* Your task *
Nothing in the records may change. Print them all again.

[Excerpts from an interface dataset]
***
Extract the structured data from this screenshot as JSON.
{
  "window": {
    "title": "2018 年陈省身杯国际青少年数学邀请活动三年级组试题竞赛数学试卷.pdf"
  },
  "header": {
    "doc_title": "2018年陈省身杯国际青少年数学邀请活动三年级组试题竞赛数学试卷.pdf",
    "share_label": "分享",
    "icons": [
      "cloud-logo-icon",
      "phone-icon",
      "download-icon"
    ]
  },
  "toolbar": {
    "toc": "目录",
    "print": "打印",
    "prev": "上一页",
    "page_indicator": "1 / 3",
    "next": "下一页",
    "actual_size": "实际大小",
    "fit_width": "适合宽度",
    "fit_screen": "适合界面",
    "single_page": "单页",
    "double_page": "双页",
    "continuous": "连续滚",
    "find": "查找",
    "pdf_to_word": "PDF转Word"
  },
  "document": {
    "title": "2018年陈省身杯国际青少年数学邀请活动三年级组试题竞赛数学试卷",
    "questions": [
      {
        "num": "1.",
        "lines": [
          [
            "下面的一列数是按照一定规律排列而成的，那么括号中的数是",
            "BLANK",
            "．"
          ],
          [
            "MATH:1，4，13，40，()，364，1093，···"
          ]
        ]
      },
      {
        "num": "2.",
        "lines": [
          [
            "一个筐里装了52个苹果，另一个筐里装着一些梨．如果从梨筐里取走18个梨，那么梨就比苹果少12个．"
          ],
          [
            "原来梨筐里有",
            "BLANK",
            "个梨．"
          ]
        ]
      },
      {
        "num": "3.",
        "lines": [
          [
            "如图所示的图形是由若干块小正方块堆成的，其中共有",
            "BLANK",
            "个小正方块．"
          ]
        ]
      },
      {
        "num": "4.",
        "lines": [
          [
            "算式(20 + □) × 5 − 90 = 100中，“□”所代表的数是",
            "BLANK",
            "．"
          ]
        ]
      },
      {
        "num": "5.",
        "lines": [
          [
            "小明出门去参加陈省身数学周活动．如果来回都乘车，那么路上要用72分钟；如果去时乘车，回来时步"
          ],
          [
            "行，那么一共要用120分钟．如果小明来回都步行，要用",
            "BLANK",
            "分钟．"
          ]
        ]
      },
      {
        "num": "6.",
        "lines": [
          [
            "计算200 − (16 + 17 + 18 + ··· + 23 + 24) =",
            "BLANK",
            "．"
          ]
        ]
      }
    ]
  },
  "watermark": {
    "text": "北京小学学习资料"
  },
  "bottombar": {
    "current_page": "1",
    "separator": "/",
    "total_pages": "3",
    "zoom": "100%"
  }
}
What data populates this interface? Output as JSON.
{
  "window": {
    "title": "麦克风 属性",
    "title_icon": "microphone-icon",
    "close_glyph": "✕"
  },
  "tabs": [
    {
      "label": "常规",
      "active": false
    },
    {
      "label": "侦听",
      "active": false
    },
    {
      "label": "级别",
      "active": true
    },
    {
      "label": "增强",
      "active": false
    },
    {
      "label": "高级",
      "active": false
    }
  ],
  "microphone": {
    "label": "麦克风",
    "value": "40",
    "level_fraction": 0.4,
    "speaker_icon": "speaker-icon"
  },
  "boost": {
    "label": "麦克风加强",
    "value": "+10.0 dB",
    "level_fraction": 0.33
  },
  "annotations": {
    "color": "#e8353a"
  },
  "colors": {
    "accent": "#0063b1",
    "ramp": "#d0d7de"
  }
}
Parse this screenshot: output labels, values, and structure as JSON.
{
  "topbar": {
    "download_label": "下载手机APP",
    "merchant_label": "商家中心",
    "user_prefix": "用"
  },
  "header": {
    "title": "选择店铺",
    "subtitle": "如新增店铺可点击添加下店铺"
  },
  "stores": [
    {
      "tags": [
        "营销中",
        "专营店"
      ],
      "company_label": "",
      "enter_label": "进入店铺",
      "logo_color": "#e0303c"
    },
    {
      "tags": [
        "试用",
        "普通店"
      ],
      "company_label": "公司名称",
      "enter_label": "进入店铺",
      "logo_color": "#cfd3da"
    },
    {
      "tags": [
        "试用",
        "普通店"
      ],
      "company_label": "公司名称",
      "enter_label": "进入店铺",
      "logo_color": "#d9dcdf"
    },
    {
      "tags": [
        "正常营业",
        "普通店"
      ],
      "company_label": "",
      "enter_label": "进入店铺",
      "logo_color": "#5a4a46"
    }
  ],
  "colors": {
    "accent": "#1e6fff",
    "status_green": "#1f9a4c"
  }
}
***
* Solution for this task *
Extract the structured data from this screenshot as JSON.
{
  "window": {
    "title": "2018 年陈省身杯国际青少年数学邀请活动三年级组试题竞赛数学试卷.pdf"
  },
  "header": {
    "doc_title": "2018年陈省身杯国际青少年数学邀请活动三年级组试题竞赛数学试卷.pdf",
    "share_label": "分享",
    "icons": [
      "cloud-logo-icon",
      "phone-icon",
      "download-icon"
    ]
  },
  "toolbar": {
    "toc": "目录",
    "print": "打印",
    "prev": "上一页",
    "page_indicator": "1 / 3",
    "next": "下一页",
    "actual_size": "实际大小",
    "fit_width": "适合宽度",
    "fit_screen": "适合界面",
    "single_page": "单页",
    "double_page": "双页",
    "continuous": "连续滚",
    "find": "查找",
    "pdf_to_word": "PDF转Word"
  },
  "document": {
    "title": "2018年陈省身杯国际青少年数学邀请活动三年级组试题竞赛数学试卷",
    "questions": [
      {
        "num": "1.",
        "lines": [
          [
            "下面的一列数是按照一定规律排列而成的，那么括号中的数是",
            "BLANK",
            "．"
          ],
          [
            "MATH:1，4，13，40，()，364，1093，···"
          ]
        ]
      },
      {
        "num": "2.",
        "lines": [
          [
            "一个筐里装了52个苹果，另一个筐里装着一些梨．如果从梨筐里取走18个梨，那么梨就比苹果少12个．"
          ],
          [
            "原来梨筐里有",
            "BLANK",
            "个梨．"
          ]
        ]
      },
      {
        "num": "3.",
        "lines": [
          [
            "如图所示的图形是由若干块小正方块堆成的，其中共有",
            "BLANK",
            "个小正方块．"
          ]
        ]
      },
      {
        "num": "4.",
        "lines": [
          [
            "算式(20 + □) × 5 − 90 = 100中，“□”所代表的数是",
            "BLANK",
            "．"
          ]
        ]
      },
      {
        "num": "5.",
        "lines": [
          [
            "小明出门去参加陈省身数学周活动．如果来回都乘车，那么路上要用72分钟；如果去时乘车，回来时步"
          ],
          [
            "行，那么一共要用120分钟．如果小明来回都步行，要用",
            "BLANK",
            "分钟．"
          ]
        ]
      },
      {
        "num": "6.",
        "lines": [
          [
            "计算200 − (16 + 17 + 18 + ··· + 23 + 24) =",
            "BLANK",
            "．"
          ]
        ]
      }
    ]
  },
  "watermark": {
    "text": "北京小学学习资料"
  },
  "bottombar": {
    "current_page": "1",
    "separator": "/",
    "total_pages": "3",
    "zoom": "100%"
  }
}
What data populates this interface? Output as JSON.
{
  "window": {
    "title": "麦克风 属性",
    "title_icon": "microphone-icon",
    "close_glyph": "✕"
  },
  "tabs": [
    {
      "label": "常规",
      "active": false
    },
    {
      "label": "侦听",
      "active": false
    },
    {
      "label": "级别",
      "active": true
    },
    {
      "label": "增强",
      "active": false
    },
    {
      "label": "高级",
      "active": false
    }
  ],
  "microphone": {
    "label": "麦克风",
    "value": "40",
    "level_fraction": 0.4,
    "speaker_icon": "speaker-icon"
  },
  "boost": {
    "label": "麦克风加强",
    "value": "+10.0 dB",
    "level_fraction": 0.33
  },
  "annotations": {
    "color": "#e8353a"
  },
  "colors": {
    "accent": "#0063b1",
    "ramp": "#d0d7de"
  }
}
Parse this screenshot: output labels, values, and structure as JSON.
{
  "topbar": {
    "download_label": "下载手机APP",
    "merchant_label": "商家中心",
    "user_prefix": "用"
  },
  "header": {
    "title": "选择店铺",
    "subtitle": "如新增店铺可点击添加下店铺"
  },
  "stores": [
    {
      "tags": [
        "营销中",
        "专营店"
      ],
      "company_label": "",
      "enter_label": "进入店铺",
      "logo_color": "#e0303c"
    },
    {
      "tags": [
        "试用",
        "普通店"
      ],
      "company_label": "公司名称",
      "enter_label": "进入店铺",
      "logo_color": "#cfd3da"
    },
    {
      "tags": [
        "试用",
        "普通店"
      ],
      "company_label": "公司名称",
      "enter_label": "进入店铺",
      "logo_color": "#d9dcdf"
    },
    {
      "tags": [
        "正常营业",
        "普通店"
      ],
      "company_label": "",
      "enter_label": "进入店铺",
      "logo_color": "#5a4a46"
    }
  ],
  "colors": {
    "accent": "#1e6fff",
    "status_green": "#1f9a4c"
  }
}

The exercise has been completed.